* **What the task requires**
Check every line below for the string "Klicka". Copy the ones that have it.

[Data records for software interfaces]
• • •

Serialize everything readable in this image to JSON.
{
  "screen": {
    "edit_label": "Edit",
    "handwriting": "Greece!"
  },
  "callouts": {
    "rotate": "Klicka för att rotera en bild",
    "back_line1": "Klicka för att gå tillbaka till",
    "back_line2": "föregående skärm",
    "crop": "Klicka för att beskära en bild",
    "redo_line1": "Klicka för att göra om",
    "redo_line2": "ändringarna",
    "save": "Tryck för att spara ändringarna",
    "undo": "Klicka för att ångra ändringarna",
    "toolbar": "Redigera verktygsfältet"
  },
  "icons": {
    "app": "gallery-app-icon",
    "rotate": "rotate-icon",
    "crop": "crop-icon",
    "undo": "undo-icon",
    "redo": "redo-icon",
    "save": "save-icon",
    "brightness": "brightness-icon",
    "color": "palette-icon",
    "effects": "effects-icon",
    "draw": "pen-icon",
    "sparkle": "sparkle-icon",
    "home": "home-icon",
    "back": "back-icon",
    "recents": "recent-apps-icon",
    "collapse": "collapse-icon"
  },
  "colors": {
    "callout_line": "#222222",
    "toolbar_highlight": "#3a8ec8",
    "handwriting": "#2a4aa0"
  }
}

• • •

* **Answer to this exercise**
    "rotate": "Klicka för att rotera en bild",
    "back_line1": "Klicka för att gå tillbaka till",
    "crop": "Klicka för att beskära en bild",
    "redo_line1": "Klicka för att göra om",
    "undo": "Klicka för att ångra ändringarna",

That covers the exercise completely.